We’ve had enough of digital monopolies and surveillance capitalism. We want an alternative world that works for everyone, just like the original intention of the web and net.

We seek a world of open platforms and protocols with real choices of applications and services for people. We care about privacy, transparency and autonomy. Our tools and organisations should fundamentally be accountable and resilient.


Jörg F. Wittenberger [LibreList] Re: [redecentralize] Thoughts on decentralization: "I want to believe." 2014-08-03 11:31:11 (4 years 11 mons 16 days 12:28:00 ago)

I've got a question:

Am 02.08.2014 01:07, schrieb Adam Ierymenko:
I just started a personal blog, and my first post includes some thoughts I've wanted to get down for a while:


In this blog post you wrote:

> I designed the protocol to be capable of evolving toward a more decentralized design in the future without disrupting existing users, but that's where it stands today.

My situation: we wrote a p2p network for replicating state machines with byzantine fault tolerance.

That would be a kind of a "global database no single individual controls"; I actually like you "blind idiot god" term.  We always thought of it implementing some "general will" like the legal system in a constitutional state.  Not so different, isn't it?

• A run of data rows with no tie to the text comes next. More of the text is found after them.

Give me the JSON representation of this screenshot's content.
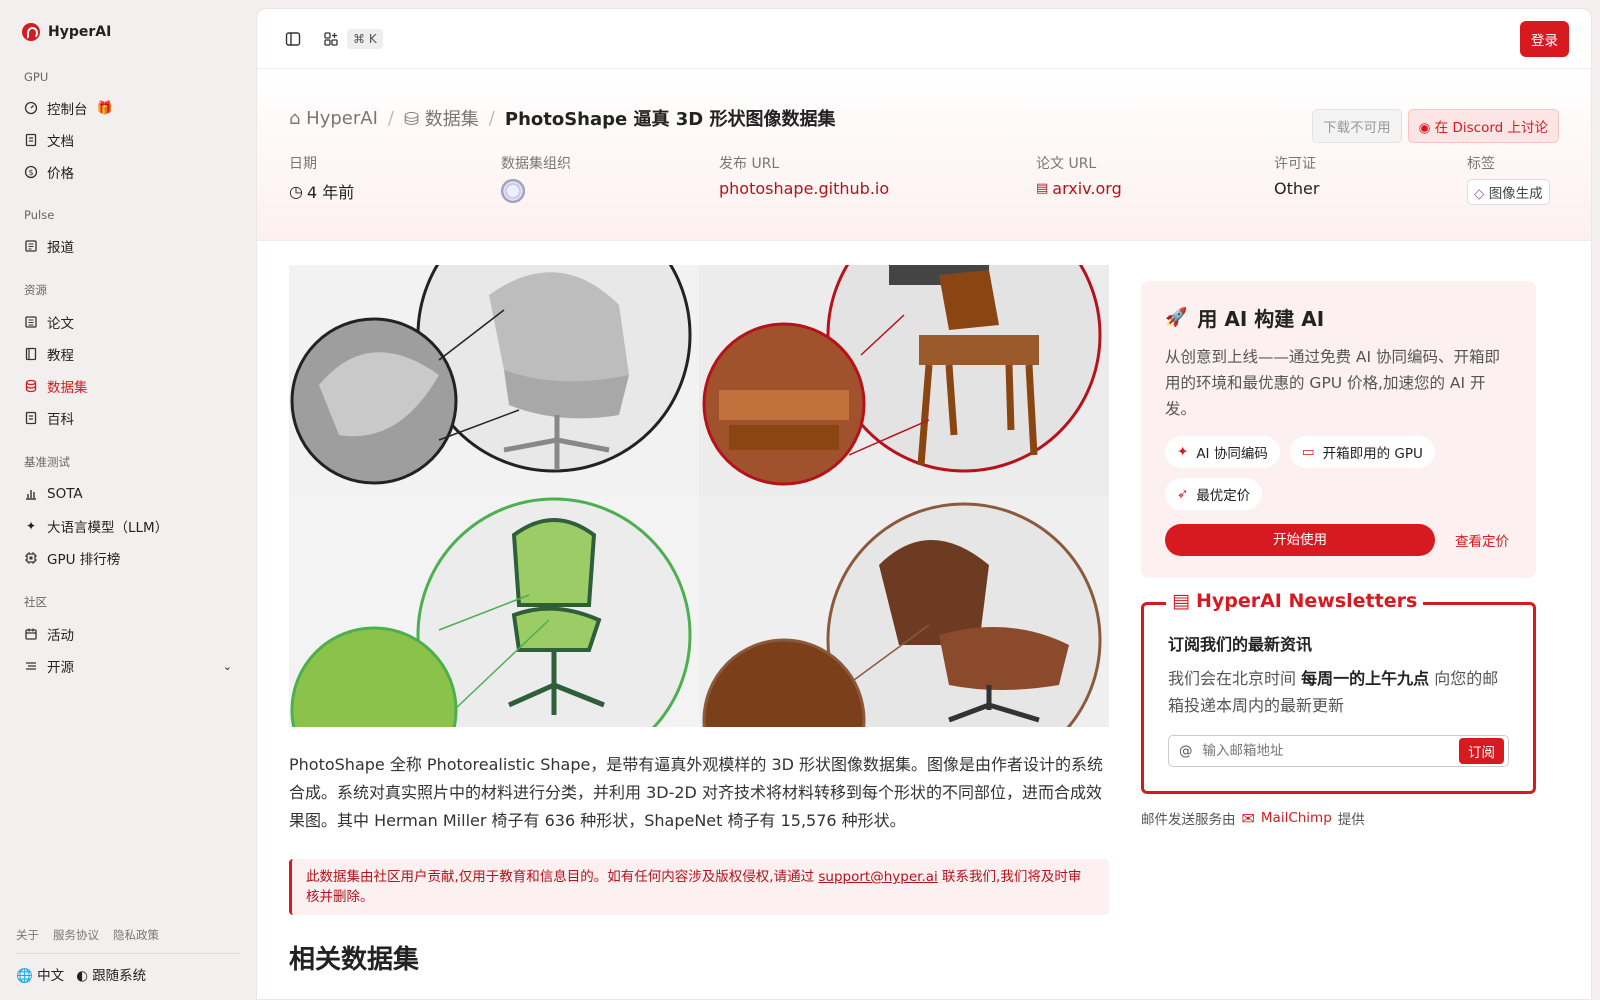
{
  "app": {
    "name": "HyperAI"
  },
  "sidebar": {
    "sections": [
      {
        "label": "GPU",
        "items": [
          {
            "label": "控制台",
            "icon": "dashboard-icon"
          },
          {
            "label": "文档",
            "icon": "doc-icon"
          },
          {
            "label": "价格",
            "icon": "dollar-icon"
          }
        ]
      },
      {
        "label": "Pulse",
        "items": [
          {
            "label": "报道",
            "icon": "news-icon"
          }
        ]
      },
      {
        "label": "资源",
        "items": [
          {
            "label": "论文",
            "icon": "paper-icon"
          },
          {
            "label": "教程",
            "icon": "book-icon"
          },
          {
            "label": "数据集",
            "icon": "database-icon"
          },
          {
            "label": "百科",
            "icon": "wiki-icon"
          }
        ]
      },
      {
        "label": "基准测试",
        "items": [
          {
            "label": "SOTA",
            "icon": "chart-icon"
          },
          {
            "label": "大语言模型（LLM）",
            "icon": "sparkle-icon"
          },
          {
            "label": "GPU 排行榜",
            "icon": "chip-icon"
          }
        ]
      },
      {
        "label": "社区",
        "items": [
          {
            "label": "活动",
            "icon": "calendar-icon"
          },
          {
            "label": "开源",
            "icon": "list-icon"
          }
        ]
      }
    ],
    "footer_links": [
      "关于",
      "服务协议",
      "隐私政策"
    ],
    "language": "中文",
    "theme": "跟随系统"
  },
  "topbar": {
    "shortcut": "⌘ K",
    "login": "登录"
  },
  "hero": {
    "breadcrumb": [
      "HyperAI",
      "数据集",
      "PhotoShape 逼真 3D 形状图像数据集"
    ],
    "download_btn": "下载不可用",
    "discord_btn": "在 Discord 上讨论",
    "meta": [
      {
        "label": "日期",
        "value": "4 年前"
      },
      {
        "label": "数据集组织",
        "value": ""
      },
      {
        "label": "发布 URL",
        "value": "photoshape.github.io"
      },
      {
        "label": "论文 URL",
        "value": "arxiv.org"
      },
      {
        "label": "许可证",
        "value": "Other"
      },
      {
        "label": "标签",
        "value": "图像生成"
      }
    ]
  },
  "content": {
    "description": "PhotoShape 全称 Photorealistic Shape，是带有逼真外观模样的 3D 形状图像数据集。图像是由作者设计的系统合成。系统对真实照片中的材料进行分类，并利用 3D-2D 对齐技术将材料转移到每个形状的不同部位，进而合成效果图。其中 Herman Miller 椅子有 636 种形状，ShapeNet 椅子有 15,576 种形状。",
    "notice_pre": "此数据集由社区用户贡献,仅用于教育和信息目的。如有任何内容涉及版权侵权,请通过 ",
    "notice_link": "support@hyper.ai",
    "notice_post": " 联系我们,我们将及时审核并删除。",
    "related_title": "相关数据集"
  },
  "promo": {
    "title": "用 AI 构建 AI",
    "text": "从创意到上线——通过免费 AI 协同编码、开箱即用的环境和最优惠的 GPU 价格,加速您的 AI 开发。",
    "pills": [
      "AI 协同编码",
      "开箱即用的 GPU",
      "最优定价"
    ],
    "start": "开始使用",
    "pricing": "查看定价"
  },
  "newsletter": {
    "title": "HyperAI Newsletters",
    "heading": "订阅我们的最新资讯",
    "text_pre": "我们会在北京时间 ",
    "text_bold": "每周一的上午九点",
    "text_post": " 向您的邮箱投递本周内的最新更新",
    "placeholder": "输入邮箱地址",
    "subscribe": "订阅",
    "mc_pre": "邮件发送服务由",
    "mc_name": "MailChimp",
    "mc_post": "提供"
  },
  "colors": {
    "accent": "#d71920",
    "green": "#4caf50",
    "brown": "#8b5a3c"
  }
}
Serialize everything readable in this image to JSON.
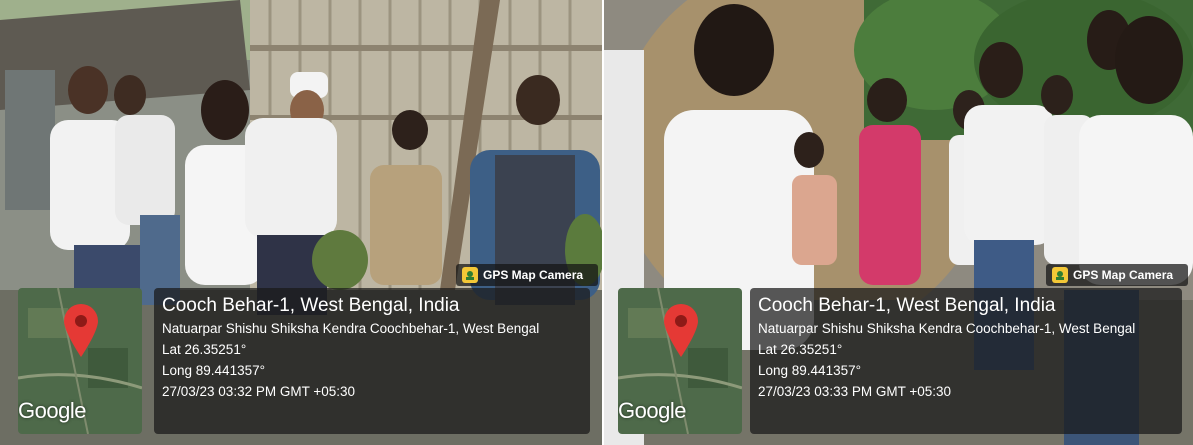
{
  "photos": [
    {
      "badge": "GPS Map Camera",
      "map_label": "Google",
      "map_pin_icon": "location-pin-icon",
      "title": "Cooch Behar-1, West Bengal, India",
      "address": "Natuarpar Shishu Shiksha Kendra Coochbehar-1, West Bengal",
      "lat": "Lat 26.35251°",
      "long": "Long 89.441357°",
      "timestamp": "27/03/23 03:32 PM GMT +05:30"
    },
    {
      "badge": "GPS Map Camera",
      "map_label": "Google",
      "map_pin_icon": "location-pin-icon",
      "title": "Cooch Behar-1, West Bengal, India",
      "address": "Natuarpar Shishu Shiksha Kendra Coochbehar-1, West Bengal",
      "lat": "Lat 26.35251°",
      "long": "Long 89.441357°",
      "timestamp": "27/03/23 03:33 PM GMT +05:30"
    }
  ],
  "colors": {
    "pin": "#e53935",
    "badge_icon": "#f3c737",
    "overlay": "#191919"
  }
}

So far we concentrated on building a practical, working system (e.g., self-hosting).  The networking layer is just a plug in.  And the default plugin was always intended to be replace with state-of-the-art implementations.  It will probably not scale and hence we never tested how it scales.  When looking at zerotier I'm asking: could this possibly be a transport plugin?

What we need:

A) Our identifiers are self-sealing.  That is, they are required to match some hash of the (initial) content and 4 more predefined meta data elements.  (We need this to prove their correctness; like in Ricardian Contracts etc.)

So we'd need to register one such identifier per peer in a DHT.

B) We need some kind of byzantine (Paxos alike) protocol, which is capable to convey hash verifying agreement on the proposed update.  (This is slightly more than most paxos implementations provide, since those are for some reason beyond me, designed to TRUST the origin of an update.)  Fortunately we have this code.  So what we really need is "network traffic" between peers identified by some key.

In understand that zerotier provides (B).  But since I see "some kind" of "noise" as identifier in zerotier, I'm unsure how easy it would be to get (A) too.

Further I take you "capable of evolving" as a warning: how far does the implementation deviate?




As you are sharing my reservations wrt. Bitcoin while at the same time looking for trust and accountability you might want to look at how those alternatives compare.  The 51% of hash power is just one way.  Byzantine agreement requires 67% of traitors.  However the latter are *well known* and contractually bound.  Advantages: a) speed: transactions take a fraction of a second over WAN, b) privacy: data lives precisely where you expect it to be and is not leaked elsewhere.  Downsides: Bitcoin is open-join.  Anybody can participate.  With Askemos you get close-join.  Like WhatsApp: the owner needs to accept the other party before messages are taken.

Actually I'm currently gathering more info towards a fair comparison.  Comments welcome: